## [Available records]
━━━━━━━━━━━━━━━━

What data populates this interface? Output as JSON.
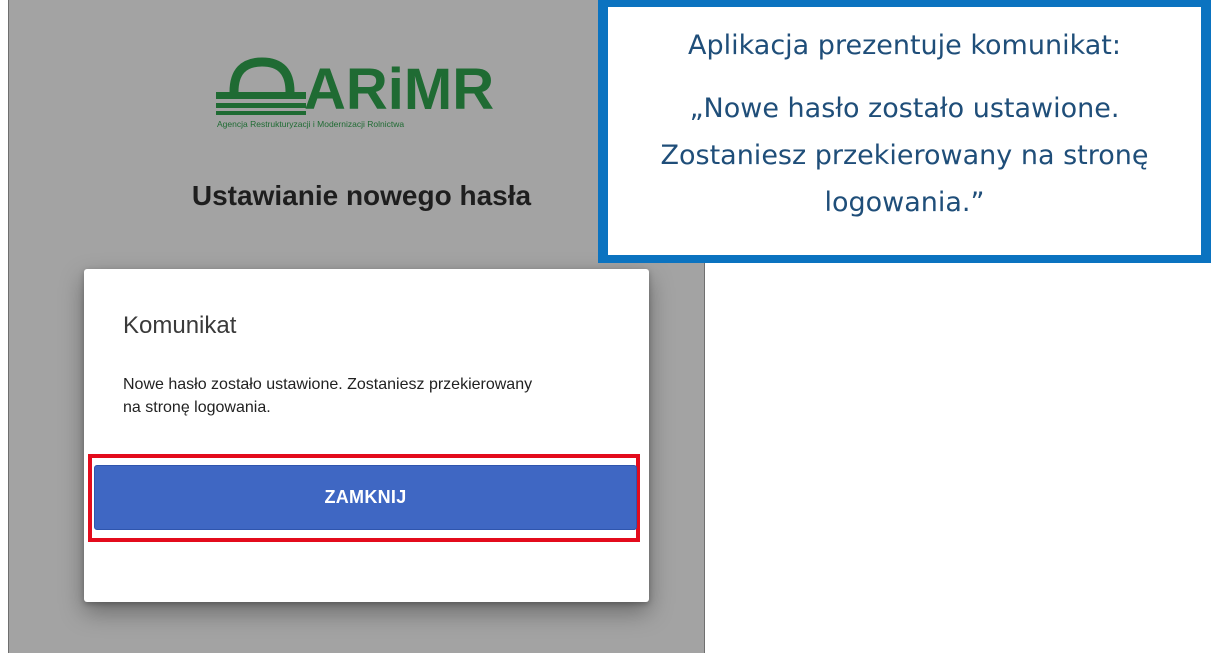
{
  "logo": {
    "wordmark": "ARiMR",
    "tagline": "Agencja Restrukturyzacji i Modernizacji Rolnictwa"
  },
  "page": {
    "heading": "Ustawianie nowego hasła"
  },
  "dialog": {
    "title": "Komunikat",
    "message": "Nowe hasło zostało ustawione. Zostaniesz przekierowany na stronę logowania.",
    "close_label": "ZAMKNIJ"
  },
  "callout": {
    "line1": "Aplikacja prezentuje komunikat:",
    "line2": "„Nowe hasło zostało ustawione.",
    "line3": "Zostaniesz przekierowany na stronę",
    "line4": "logowania.”"
  },
  "colors": {
    "brand_green": "#1f6b33",
    "button_blue": "#3f67c3",
    "highlight_red": "#e30b1c",
    "callout_border": "#0b73c0",
    "callout_text": "#1f4e79"
  }
}
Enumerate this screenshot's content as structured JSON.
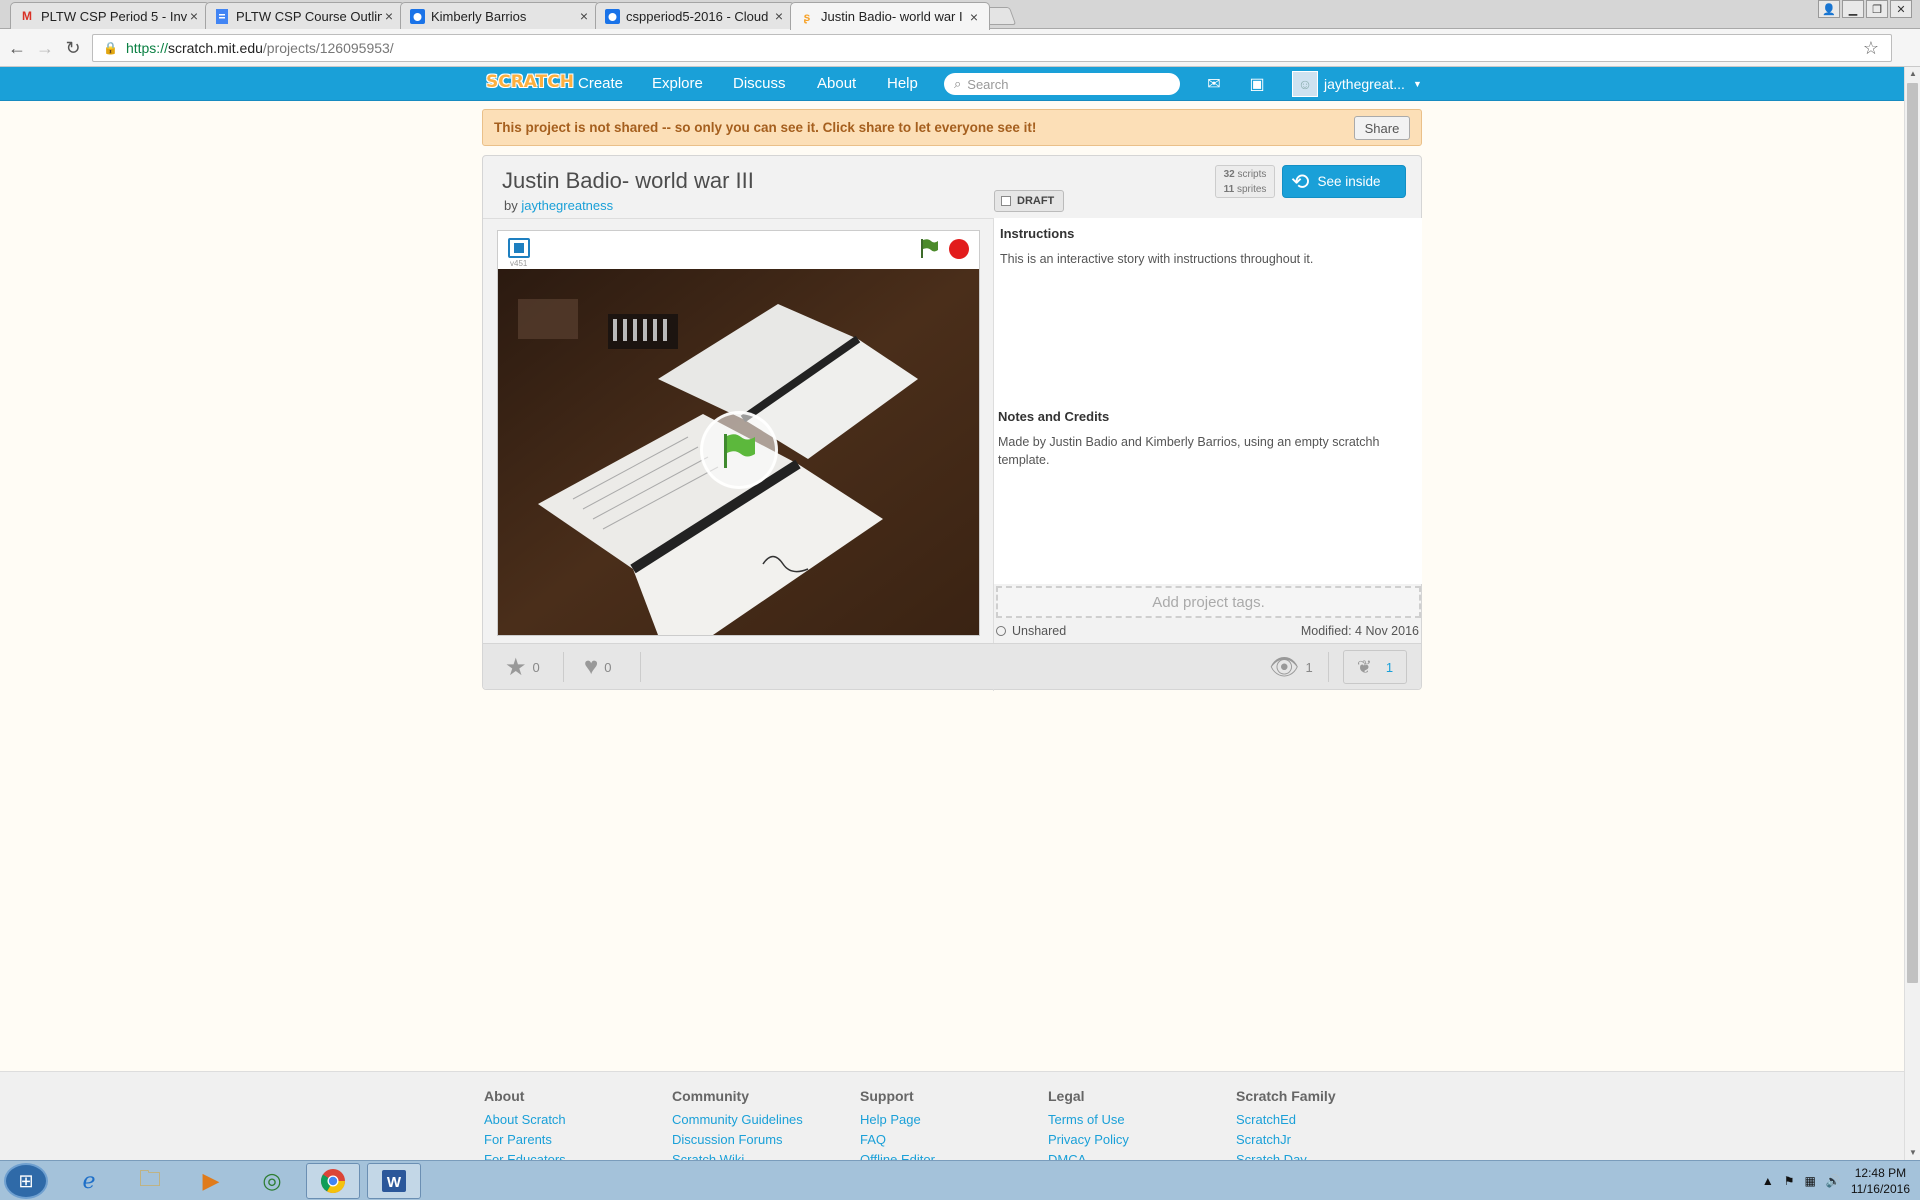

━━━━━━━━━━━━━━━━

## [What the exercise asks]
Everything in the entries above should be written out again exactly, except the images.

## [Task result]
What data populates this interface? Output as JSON.
{
  "logo": {
    "wordmark": "ARiMR",
    "tagline": "Agencja Restrukturyzacji i Modernizacji Rolnictwa"
  },
  "page": {
    "heading": "Ustawianie nowego hasła"
  },
  "dialog": {
    "title": "Komunikat",
    "message": "Nowe hasło zostało ustawione. Zostaniesz przekierowany na stronę logowania.",
    "close_label": "ZAMKNIJ"
  },
  "callout": {
    "line1": "Aplikacja prezentuje komunikat:",
    "line2": "„Nowe hasło zostało ustawione.",
    "line3": "Zostaniesz przekierowany na stronę",
    "line4": "logowania.”"
  },
  "colors": {
    "brand_green": "#1f6b33",
    "button_blue": "#3f67c3",
    "highlight_red": "#e30b1c",
    "callout_border": "#0b73c0",
    "callout_text": "#1f4e79"
  }
}
Enumerate this screenshot's content as structured JSON.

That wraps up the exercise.